Blanche de Chambly is a white beer
brewed by the Québec
, distributed in 750 ml bottles and with a 5% alc./vol. (measured by Canadian standards).
The first things you notice when you see a bottle of Blanche de Chambly are its the size of the bottle and the cork - characteristic of Unibroue-brewed beers. Most beer, at least in Canada, tends to be in 341 ml bottles (or 335 ml cans), so seeing a bottle twice as big in the aisle of the local beer parlour
can be a bit of a shock. Further, there's the cork; Unibroue
lets its beer ferment in the bottle, rather than in a vat, so corks are essential.
In fact, the in-bottle fermentation is one of the things which makes Unibroue beers so distinctive; while Blanche de Chambly is only refermented once in the bottle, Fin du Monde
are double- and triple-fermented. As a result, they're somewhat more frothy than your average beer, and have a 'lighter' taste - it's tricky to describe beer when you're not a professional taster, but it definitely doesn't have the same heavy taste as, say, Kokanee
, the only other beer I have on hand at the moment. However, the refermentation process leaves a layer of yeast at the bottom of the bottle, which can be nuisome to the "empty the whole bottle" drinker. Further, it's a cloudy beer, which can be startling to a drinker used to seeing their fingers on the other side of the glass.
On the whole, I would recommend Blanche de Chambly to anyone who would happen to come across it; it's a change from the average beer, and not terribly

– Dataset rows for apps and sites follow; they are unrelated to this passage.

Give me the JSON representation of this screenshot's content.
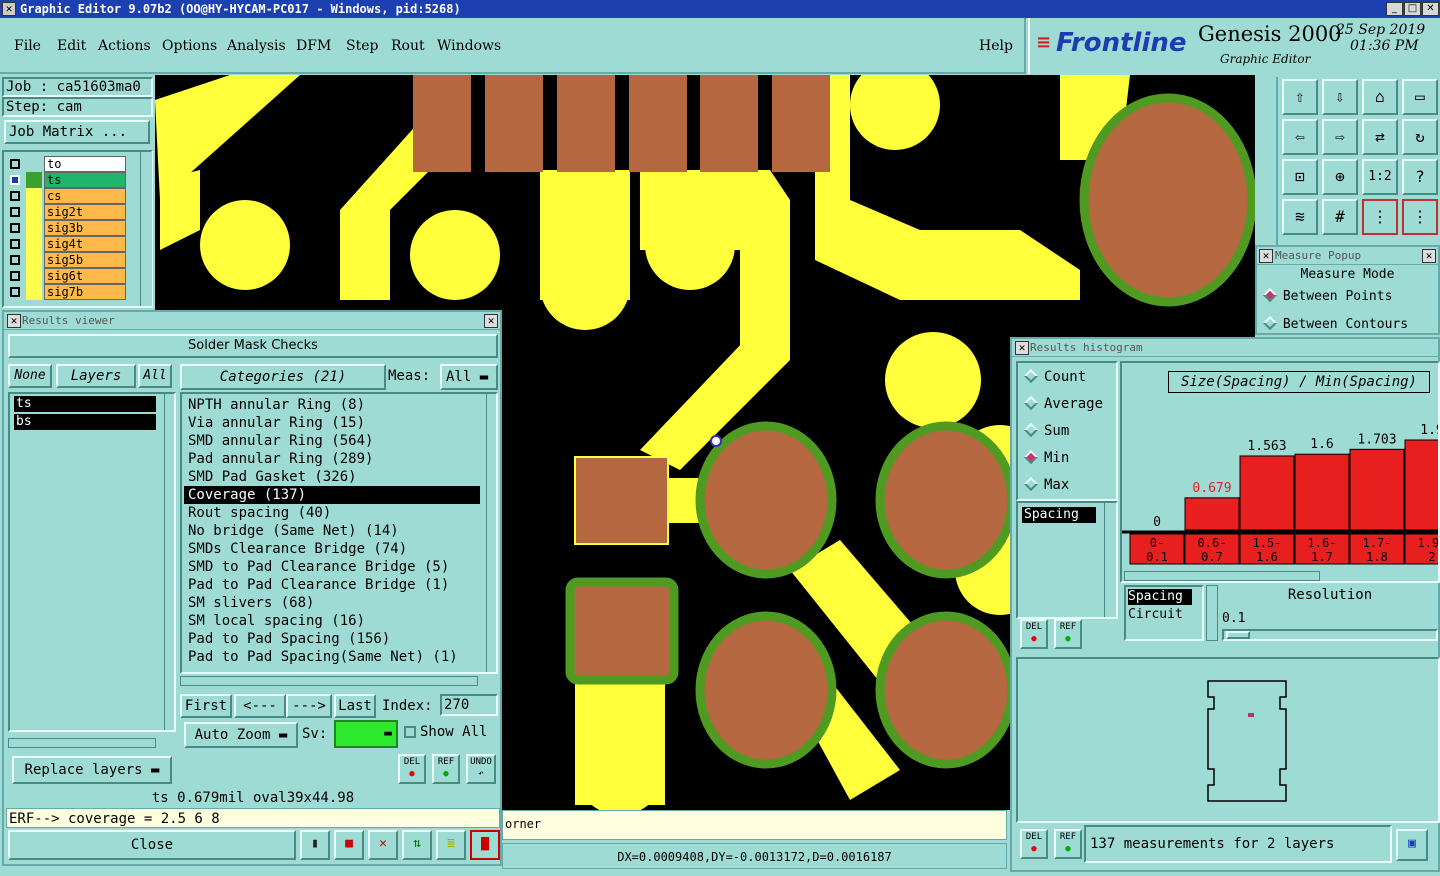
{
  "window": {
    "title": "Graphic Editor 9.07b2 (OO@HY-HYCAM-PC017 - Windows, pid:5268)",
    "min": "_",
    "max": "□",
    "close": "✕"
  },
  "menu": {
    "items": [
      "File",
      "Edit",
      "Actions",
      "Options",
      "Analysis",
      "DFM",
      "Step",
      "Rout",
      "Windows"
    ],
    "help": "Help"
  },
  "brand": {
    "logo": "Frontline",
    "product": "Genesis 2000",
    "sub": "Graphic Editor",
    "date": "25 Sep 2019",
    "time": "01:36 PM"
  },
  "job": {
    "job": "Job : ca51603ma0",
    "step": "Step: cam",
    "matrix": "Job Matrix ..."
  },
  "layers": [
    {
      "name": "to",
      "state": "white"
    },
    {
      "name": "ts",
      "state": "green"
    },
    {
      "name": "cs",
      "state": "orange"
    },
    {
      "name": "sig2t",
      "state": "orange"
    },
    {
      "name": "sig3b",
      "state": "orange"
    },
    {
      "name": "sig4t",
      "state": "orange"
    },
    {
      "name": "sig5b",
      "state": "orange"
    },
    {
      "name": "sig6t",
      "state": "orange"
    },
    {
      "name": "sig7b",
      "state": "orange"
    }
  ],
  "results_viewer": {
    "title": "Results viewer",
    "header": "Solder Mask Checks",
    "none": "None",
    "layers": "Layers",
    "all": "All",
    "categories": "Categories (21)",
    "meas_label": "Meas:",
    "meas_value": "All",
    "layer_list": [
      "ts",
      "bs"
    ],
    "items": [
      "NPTH annular Ring (8)",
      "Via annular Ring (15)",
      "SMD annular Ring (564)",
      "Pad annular Ring (289)",
      "SMD Pad Gasket (326)",
      "Coverage (137)",
      "Rout spacing (40)",
      "No bridge (Same Net) (14)",
      "SMDs Clearance Bridge (74)",
      "SMD to Pad Clearance Bridge (5)",
      "Pad to Pad Clearance Bridge (1)",
      "SM slivers (68)",
      "SM local spacing (16)",
      "Pad to Pad Spacing (156)",
      "Pad to Pad Spacing(Same Net) (1)"
    ],
    "selected_index": 5,
    "first": "First",
    "prev": "<---",
    "next": "--->",
    "last": "Last",
    "index_label": "Index:",
    "index_value": "270",
    "auto_zoom": "Auto Zoom",
    "sv": "Sv:",
    "show_all": "Show All",
    "replace_layers": "Replace layers",
    "del": "DEL",
    "ref": "REF",
    "undo": "UNDO",
    "status": "ts 0.679mil   oval39x44.98",
    "erf": "ERF--> coverage = 2.5 6 8",
    "close": "Close"
  },
  "canvas": {
    "corner_text": "orner",
    "coords": "DX=0.0009408,DY=-0.0013172,D=0.0016187"
  },
  "measure": {
    "title": "Measure Popup",
    "mode": "Measure Mode",
    "opt1": "Between Points",
    "opt2": "Between Contours"
  },
  "histogram": {
    "title": "Results histogram",
    "options": [
      "Count",
      "Average",
      "Sum",
      "Min",
      "Max"
    ],
    "selected": "Min",
    "chart_title": "Size(Spacing) / Min(Spacing)",
    "spacing": "Spacing",
    "spacing2": "Spacing",
    "circuit": "Circuit",
    "resolution": "Resolution",
    "res_value": "0.1",
    "status": "137 measurements for 2 layers",
    "del": "DEL",
    "ref": "REF"
  },
  "chart_data": {
    "type": "bar",
    "title": "Size(Spacing) / Min(Spacing)",
    "categories": [
      "0-\n0.1",
      "0.6-\n0.7",
      "1.5-\n1.6",
      "1.6-\n1.7",
      "1.7-\n1.8",
      "1.9-\n2"
    ],
    "values": [
      0,
      0.679,
      1.563,
      1.6,
      1.703,
      1.9
    ],
    "labels": [
      "0",
      "0.679",
      "1.563",
      "1.6",
      "1.703",
      "1.9"
    ],
    "bar_color": "#e81f1f",
    "highlight_label_color": "#e81f1f"
  }
}
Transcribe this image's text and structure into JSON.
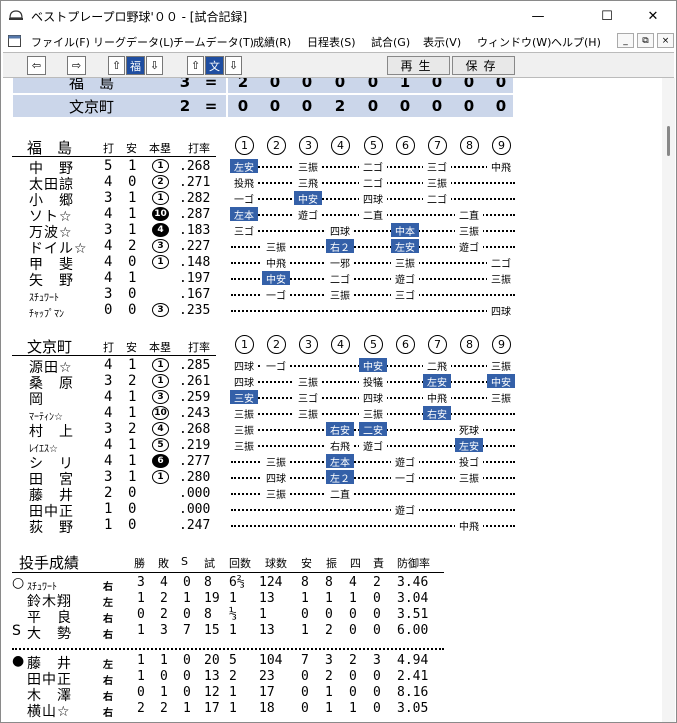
{
  "window": {
    "title": "ベストプレープロ野球'００ - [試合記録]",
    "min_glyph": "—",
    "max_glyph": "☐",
    "close_glyph": "✕"
  },
  "menu": [
    "ファイル(F)",
    "リーグデータ(L)",
    "チームデータ(T)",
    "成績(R)",
    "日程表(S)",
    "試合(G)",
    "表示(V)",
    "ウィンドウ(W)",
    "ヘルプ(H)"
  ],
  "mdi": {
    "min": "_",
    "restore": "⧉",
    "close": "×"
  },
  "toolbar": {
    "prev": "⇦",
    "next": "⇨",
    "up": "⇧",
    "down": "⇩",
    "team1": "福",
    "team2": "文",
    "play": "再生",
    "save": "保存"
  },
  "scoreboard": [
    {
      "team": "福　島",
      "total": "3",
      "eq": "=",
      "innings": [
        "2",
        "0",
        "0",
        "0",
        "0",
        "1",
        "0",
        "0",
        "0"
      ]
    },
    {
      "team": "文京町",
      "total": "2",
      "eq": "=",
      "innings": [
        "0",
        "0",
        "0",
        "2",
        "0",
        "0",
        "0",
        "0",
        "0"
      ]
    }
  ],
  "batting_headers": {
    "at_bats": "打",
    "hits": "安",
    "hr": "本塁",
    "avg": "打率"
  },
  "innings_labels": [
    "1",
    "2",
    "3",
    "4",
    "5",
    "6",
    "7",
    "8",
    "9"
  ],
  "teams": [
    {
      "name": "福　島",
      "batters": [
        {
          "name": "中　野",
          "small": false,
          "ab": "5",
          "h": "1",
          "hr": "1",
          "hr_black": false,
          "avg": ".268",
          "events": [
            {
              "i": 1,
              "t": "左安",
              "hl": true
            },
            {
              "i": 3,
              "t": "三振"
            },
            {
              "i": 5,
              "t": "二ゴ"
            },
            {
              "i": 7,
              "t": "三ゴ"
            },
            {
              "i": 9,
              "t": "中飛"
            }
          ]
        },
        {
          "name": "太田諒",
          "small": false,
          "ab": "4",
          "h": "0",
          "hr": "2",
          "hr_black": false,
          "avg": ".271",
          "events": [
            {
              "i": 1,
              "t": "投飛"
            },
            {
              "i": 3,
              "t": "三飛"
            },
            {
              "i": 5,
              "t": "二ゴ"
            },
            {
              "i": 7,
              "t": "三振"
            }
          ]
        },
        {
          "name": "小　郷",
          "small": false,
          "ab": "3",
          "h": "1",
          "hr": "1",
          "hr_black": false,
          "avg": ".282",
          "events": [
            {
              "i": 1,
              "t": "一ゴ"
            },
            {
              "i": 3,
              "t": "中安",
              "hl": true
            },
            {
              "i": 5,
              "t": "四球"
            },
            {
              "i": 7,
              "t": "二ゴ"
            }
          ]
        },
        {
          "name": "ソト☆",
          "small": false,
          "ab": "4",
          "h": "1",
          "hr": "10",
          "hr_black": true,
          "avg": ".287",
          "events": [
            {
              "i": 1,
              "t": "左本",
              "hl": true
            },
            {
              "i": 3,
              "t": "遊ゴ"
            },
            {
              "i": 5,
              "t": "二直"
            },
            {
              "i": 8,
              "t": "二直"
            }
          ]
        },
        {
          "name": "万波☆",
          "small": false,
          "ab": "3",
          "h": "1",
          "hr": "4",
          "hr_black": true,
          "avg": ".183",
          "events": [
            {
              "i": 1,
              "t": "三ゴ"
            },
            {
              "i": 4,
              "t": "四球"
            },
            {
              "i": 6,
              "t": "中本",
              "hl": true
            },
            {
              "i": 8,
              "t": "三振"
            }
          ]
        },
        {
          "name": "ドイル☆",
          "small": false,
          "ab": "4",
          "h": "2",
          "hr": "3",
          "hr_black": false,
          "avg": ".227",
          "events": [
            {
              "i": 2,
              "t": "三振"
            },
            {
              "i": 4,
              "t": "右２",
              "hl": true
            },
            {
              "i": 6,
              "t": "左安",
              "hl": true
            },
            {
              "i": 8,
              "t": "遊ゴ"
            }
          ]
        },
        {
          "name": "甲　斐",
          "small": false,
          "ab": "4",
          "h": "0",
          "hr": "1",
          "hr_black": false,
          "avg": ".148",
          "events": [
            {
              "i": 2,
              "t": "中飛"
            },
            {
              "i": 4,
              "t": "一邪"
            },
            {
              "i": 6,
              "t": "三振"
            },
            {
              "i": 9,
              "t": "二ゴ"
            }
          ]
        },
        {
          "name": "矢　野",
          "small": false,
          "ab": "4",
          "h": "1",
          "hr": "",
          "hr_black": false,
          "avg": ".197",
          "events": [
            {
              "i": 2,
              "t": "中安",
              "hl": true
            },
            {
              "i": 4,
              "t": "二ゴ"
            },
            {
              "i": 6,
              "t": "遊ゴ"
            },
            {
              "i": 9,
              "t": "三振"
            }
          ]
        },
        {
          "name": "ｽﾁｭﾜｰﾄ",
          "small": true,
          "ab": "3",
          "h": "0",
          "hr": "",
          "hr_black": false,
          "avg": ".167",
          "events": [
            {
              "i": 2,
              "t": "一ゴ"
            },
            {
              "i": 4,
              "t": "三振"
            },
            {
              "i": 6,
              "t": "三ゴ"
            }
          ]
        },
        {
          "name": "ﾁｬｯﾌﾟﾏﾝ",
          "small": true,
          "ab": "0",
          "h": "0",
          "hr": "3",
          "hr_black": false,
          "avg": ".235",
          "events": [
            {
              "i": 9,
              "t": "四球"
            }
          ]
        }
      ]
    },
    {
      "name": "文京町",
      "batters": [
        {
          "name": "源田☆",
          "small": false,
          "ab": "4",
          "h": "1",
          "hr": "1",
          "hr_black": false,
          "avg": ".285",
          "events": [
            {
              "i": 1,
              "t": "四球"
            },
            {
              "i": 2,
              "t": "一ゴ"
            },
            {
              "i": 5,
              "t": "中安",
              "hl": true
            },
            {
              "i": 7,
              "t": "二飛"
            },
            {
              "i": 9,
              "t": "三振"
            }
          ]
        },
        {
          "name": "桑　原",
          "small": false,
          "ab": "3",
          "h": "2",
          "hr": "1",
          "hr_black": false,
          "avg": ".261",
          "events": [
            {
              "i": 1,
              "t": "四球"
            },
            {
              "i": 3,
              "t": "三振"
            },
            {
              "i": 5,
              "t": "投犠"
            },
            {
              "i": 7,
              "t": "左安",
              "hl": true
            },
            {
              "i": 9,
              "t": "中安",
              "hl": true
            }
          ]
        },
        {
          "name": "岡",
          "small": false,
          "ab": "4",
          "h": "1",
          "hr": "3",
          "hr_black": false,
          "avg": ".259",
          "events": [
            {
              "i": 1,
              "t": "三安",
              "hl": true
            },
            {
              "i": 3,
              "t": "三ゴ"
            },
            {
              "i": 5,
              "t": "四球"
            },
            {
              "i": 7,
              "t": "中飛"
            },
            {
              "i": 9,
              "t": "三振"
            }
          ]
        },
        {
          "name": "ﾏｰﾃｨﾝ☆",
          "small": true,
          "ab": "4",
          "h": "1",
          "hr": "10",
          "hr_black": false,
          "avg": ".243",
          "events": [
            {
              "i": 1,
              "t": "三振"
            },
            {
              "i": 3,
              "t": "三振"
            },
            {
              "i": 5,
              "t": "三振"
            },
            {
              "i": 7,
              "t": "右安",
              "hl": true
            }
          ]
        },
        {
          "name": "村　上",
          "small": false,
          "ab": "3",
          "h": "2",
          "hr": "4",
          "hr_black": false,
          "avg": ".268",
          "events": [
            {
              "i": 1,
              "t": "三振"
            },
            {
              "i": 4,
              "t": "右安",
              "hl": true
            },
            {
              "i": 5,
              "t": "二安",
              "hl": true
            },
            {
              "i": 8,
              "t": "死球"
            }
          ]
        },
        {
          "name": "ﾚｲｴｽ☆",
          "small": true,
          "ab": "4",
          "h": "1",
          "hr": "5",
          "hr_black": false,
          "avg": ".219",
          "events": [
            {
              "i": 1,
              "t": "三振"
            },
            {
              "i": 4,
              "t": "右飛"
            },
            {
              "i": 5,
              "t": "遊ゴ"
            },
            {
              "i": 8,
              "t": "左安",
              "hl": true
            }
          ]
        },
        {
          "name": "シ　リ",
          "small": false,
          "ab": "4",
          "h": "1",
          "hr": "6",
          "hr_black": true,
          "avg": ".277",
          "events": [
            {
              "i": 2,
              "t": "三振"
            },
            {
              "i": 4,
              "t": "左本",
              "hl": true
            },
            {
              "i": 6,
              "t": "遊ゴ"
            },
            {
              "i": 8,
              "t": "投ゴ"
            }
          ]
        },
        {
          "name": "田　宮",
          "small": false,
          "ab": "3",
          "h": "1",
          "hr": "1",
          "hr_black": false,
          "avg": ".280",
          "events": [
            {
              "i": 2,
              "t": "四球"
            },
            {
              "i": 4,
              "t": "左２",
              "hl": true
            },
            {
              "i": 6,
              "t": "一ゴ"
            },
            {
              "i": 8,
              "t": "三振"
            }
          ]
        },
        {
          "name": "藤　井",
          "small": false,
          "ab": "2",
          "h": "0",
          "hr": "",
          "hr_black": false,
          "avg": ".000",
          "events": [
            {
              "i": 2,
              "t": "三振"
            },
            {
              "i": 4,
              "t": "二直"
            }
          ]
        },
        {
          "name": "田中正",
          "small": false,
          "ab": "1",
          "h": "0",
          "hr": "",
          "hr_black": false,
          "avg": ".000",
          "events": [
            {
              "i": 6,
              "t": "遊ゴ"
            }
          ]
        },
        {
          "name": "荻　野",
          "small": false,
          "ab": "1",
          "h": "0",
          "hr": "",
          "hr_black": false,
          "avg": ".247",
          "events": [
            {
              "i": 8,
              "t": "中飛"
            }
          ]
        }
      ]
    }
  ],
  "pitching": {
    "title": "投手成績",
    "headers": [
      "勝",
      "敗",
      "S",
      "試",
      "回数",
      "球数",
      "安",
      "振",
      "四",
      "責",
      "防御率"
    ],
    "groups": [
      [
        {
          "mark": "○",
          "name": "ｽﾁｭﾜｰﾄ",
          "small": true,
          "hand": "右",
          "w": "3",
          "l": "4",
          "s": "0",
          "g": "8",
          "ip": "6⅔",
          "np": "124",
          "h": "8",
          "so": "8",
          "bb": "4",
          "er": "2",
          "era": "3.46"
        },
        {
          "mark": "",
          "name": "鈴木翔",
          "small": false,
          "hand": "左",
          "w": "1",
          "l": "2",
          "s": "1",
          "g": "19",
          "ip": "1",
          "np": "13",
          "h": "1",
          "so": "1",
          "bb": "1",
          "er": "0",
          "era": "3.04"
        },
        {
          "mark": "",
          "name": "平　良",
          "small": false,
          "hand": "右",
          "w": "0",
          "l": "2",
          "s": "0",
          "g": "8",
          "ip": "⅓",
          "np": "1",
          "h": "0",
          "so": "0",
          "bb": "0",
          "er": "0",
          "era": "3.51"
        },
        {
          "mark": "S",
          "name": "大　勢",
          "small": false,
          "hand": "右",
          "w": "1",
          "l": "3",
          "s": "7",
          "g": "15",
          "ip": "1",
          "np": "13",
          "h": "1",
          "so": "2",
          "bb": "0",
          "er": "0",
          "era": "6.00"
        }
      ],
      [
        {
          "mark": "●",
          "name": "藤　井",
          "small": false,
          "hand": "左",
          "w": "1",
          "l": "1",
          "s": "0",
          "g": "20",
          "ip": "5",
          "np": "104",
          "h": "7",
          "so": "3",
          "bb": "2",
          "er": "3",
          "era": "4.94"
        },
        {
          "mark": "",
          "name": "田中正",
          "small": false,
          "hand": "右",
          "w": "1",
          "l": "0",
          "s": "0",
          "g": "13",
          "ip": "2",
          "np": "23",
          "h": "0",
          "so": "2",
          "bb": "0",
          "er": "0",
          "era": "2.41"
        },
        {
          "mark": "",
          "name": "木　澤",
          "small": false,
          "hand": "右",
          "w": "0",
          "l": "1",
          "s": "0",
          "g": "12",
          "ip": "1",
          "np": "17",
          "h": "0",
          "so": "1",
          "bb": "0",
          "er": "0",
          "era": "8.16"
        },
        {
          "mark": "",
          "name": "横山☆",
          "small": false,
          "hand": "右",
          "w": "2",
          "l": "2",
          "s": "1",
          "g": "17",
          "ip": "1",
          "np": "18",
          "h": "0",
          "so": "1",
          "bb": "1",
          "er": "0",
          "era": "3.05"
        }
      ]
    ]
  }
}
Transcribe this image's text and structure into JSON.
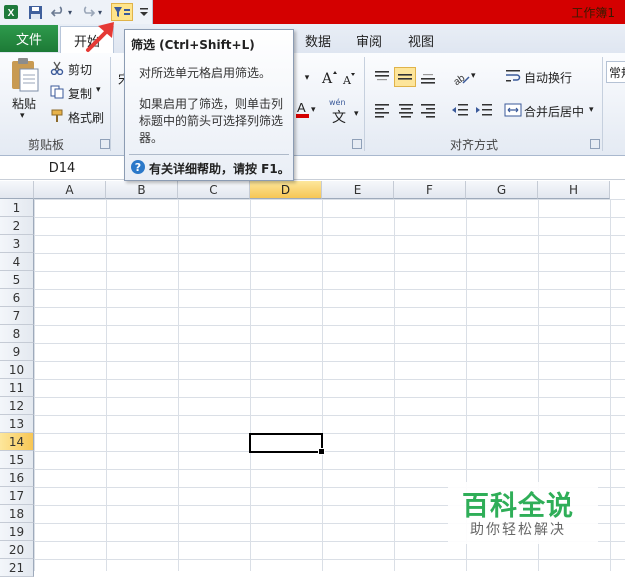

more expensive - $ 5.30 CDN before taxes at the local government goody store